Jim O’Neill, former chief economist at Goldman Sachs, was recruited by the then chancellor George Osborne in 2015 to join the government. He was given a seat in the House of Lords as Baron O’Neill of Gatley.
Lord O’Neill has now resigned after just 16 months in the job, for which he drew no salary.
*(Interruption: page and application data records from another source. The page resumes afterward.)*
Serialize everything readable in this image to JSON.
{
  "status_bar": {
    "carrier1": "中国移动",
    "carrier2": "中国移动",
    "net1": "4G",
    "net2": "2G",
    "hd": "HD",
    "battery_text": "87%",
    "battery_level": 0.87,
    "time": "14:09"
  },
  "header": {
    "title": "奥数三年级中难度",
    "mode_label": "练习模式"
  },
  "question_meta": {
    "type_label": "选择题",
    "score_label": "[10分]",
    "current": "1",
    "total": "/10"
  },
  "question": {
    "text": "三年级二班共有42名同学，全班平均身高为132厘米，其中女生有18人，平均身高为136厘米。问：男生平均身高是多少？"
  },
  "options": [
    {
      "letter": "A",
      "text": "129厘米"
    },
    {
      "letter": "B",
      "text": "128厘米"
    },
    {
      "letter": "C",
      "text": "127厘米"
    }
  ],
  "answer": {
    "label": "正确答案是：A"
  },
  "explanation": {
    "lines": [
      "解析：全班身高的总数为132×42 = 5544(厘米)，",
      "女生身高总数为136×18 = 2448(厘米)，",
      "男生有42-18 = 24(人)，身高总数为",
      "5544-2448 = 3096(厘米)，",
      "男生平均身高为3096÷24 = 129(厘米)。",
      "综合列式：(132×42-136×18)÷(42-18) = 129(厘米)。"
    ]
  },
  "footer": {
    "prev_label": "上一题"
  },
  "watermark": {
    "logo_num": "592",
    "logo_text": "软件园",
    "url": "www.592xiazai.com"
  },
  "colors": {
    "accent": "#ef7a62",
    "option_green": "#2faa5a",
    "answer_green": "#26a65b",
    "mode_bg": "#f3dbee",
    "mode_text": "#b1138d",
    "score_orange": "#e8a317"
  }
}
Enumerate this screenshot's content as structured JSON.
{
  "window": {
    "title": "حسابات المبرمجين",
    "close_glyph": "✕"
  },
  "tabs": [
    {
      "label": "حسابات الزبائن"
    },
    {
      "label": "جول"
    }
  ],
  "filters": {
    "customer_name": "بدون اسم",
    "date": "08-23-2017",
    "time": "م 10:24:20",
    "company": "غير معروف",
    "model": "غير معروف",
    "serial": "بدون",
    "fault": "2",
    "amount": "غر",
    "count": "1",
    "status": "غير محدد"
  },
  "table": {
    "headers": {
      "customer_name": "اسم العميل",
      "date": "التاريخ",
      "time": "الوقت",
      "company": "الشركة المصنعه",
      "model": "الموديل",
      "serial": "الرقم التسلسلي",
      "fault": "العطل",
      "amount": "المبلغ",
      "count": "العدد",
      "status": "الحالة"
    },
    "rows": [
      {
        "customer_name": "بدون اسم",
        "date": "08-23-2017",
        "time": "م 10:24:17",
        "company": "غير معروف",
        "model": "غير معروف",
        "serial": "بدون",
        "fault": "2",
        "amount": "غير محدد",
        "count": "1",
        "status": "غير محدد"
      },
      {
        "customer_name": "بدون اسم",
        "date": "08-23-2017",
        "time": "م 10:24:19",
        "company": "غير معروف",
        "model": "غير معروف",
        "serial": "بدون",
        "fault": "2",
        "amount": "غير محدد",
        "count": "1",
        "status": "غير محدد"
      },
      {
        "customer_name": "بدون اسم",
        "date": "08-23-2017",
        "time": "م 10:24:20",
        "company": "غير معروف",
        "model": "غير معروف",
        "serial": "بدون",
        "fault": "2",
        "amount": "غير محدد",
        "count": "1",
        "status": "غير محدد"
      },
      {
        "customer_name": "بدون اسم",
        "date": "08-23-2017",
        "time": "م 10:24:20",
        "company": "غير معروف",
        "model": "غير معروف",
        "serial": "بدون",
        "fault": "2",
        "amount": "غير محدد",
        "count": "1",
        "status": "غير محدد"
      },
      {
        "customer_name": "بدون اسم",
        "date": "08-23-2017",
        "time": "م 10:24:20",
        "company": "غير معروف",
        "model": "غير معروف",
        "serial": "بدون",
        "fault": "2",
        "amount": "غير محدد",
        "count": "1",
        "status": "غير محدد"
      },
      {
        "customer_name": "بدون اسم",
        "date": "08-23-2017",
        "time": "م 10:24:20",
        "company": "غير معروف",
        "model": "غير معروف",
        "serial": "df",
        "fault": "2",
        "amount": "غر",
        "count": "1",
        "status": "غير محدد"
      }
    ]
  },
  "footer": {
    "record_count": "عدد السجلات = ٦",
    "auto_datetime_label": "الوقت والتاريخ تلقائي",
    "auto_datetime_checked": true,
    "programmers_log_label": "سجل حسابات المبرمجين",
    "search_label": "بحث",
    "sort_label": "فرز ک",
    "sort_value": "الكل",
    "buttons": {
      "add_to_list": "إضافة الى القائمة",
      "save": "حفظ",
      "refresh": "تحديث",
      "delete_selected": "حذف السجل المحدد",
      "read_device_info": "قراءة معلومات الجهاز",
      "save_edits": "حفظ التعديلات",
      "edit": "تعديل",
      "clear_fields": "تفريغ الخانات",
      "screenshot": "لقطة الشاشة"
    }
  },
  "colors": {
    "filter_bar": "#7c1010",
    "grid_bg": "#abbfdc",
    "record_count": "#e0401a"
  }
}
He has also resigned the Tory whip and will sit in the Lords as a cross-bencher.
His resignation follows a decision by new prime minister Theresa May to drop plans to put the National Infrastructure Commission on a statutory footing. [See previous report here.] Under the new post-referendum regime, the so-called Northern Powerhouse project appears not to be quite the priority it was when Chancellor Osborne was spearheading it.
He has been replaced in the Treasury by Lord Young, who as Sir George Young was transport secretary in the 1990s and occasionally known as 'the bicycling baronet'.
BBC business editor Kamal Ahmed speculated: “I doubt Lord O'Neill felt all that comfortable in a May-led administration, evidenced by his decision to quit the Conservative whip in the Lords and become a cross-bencher.”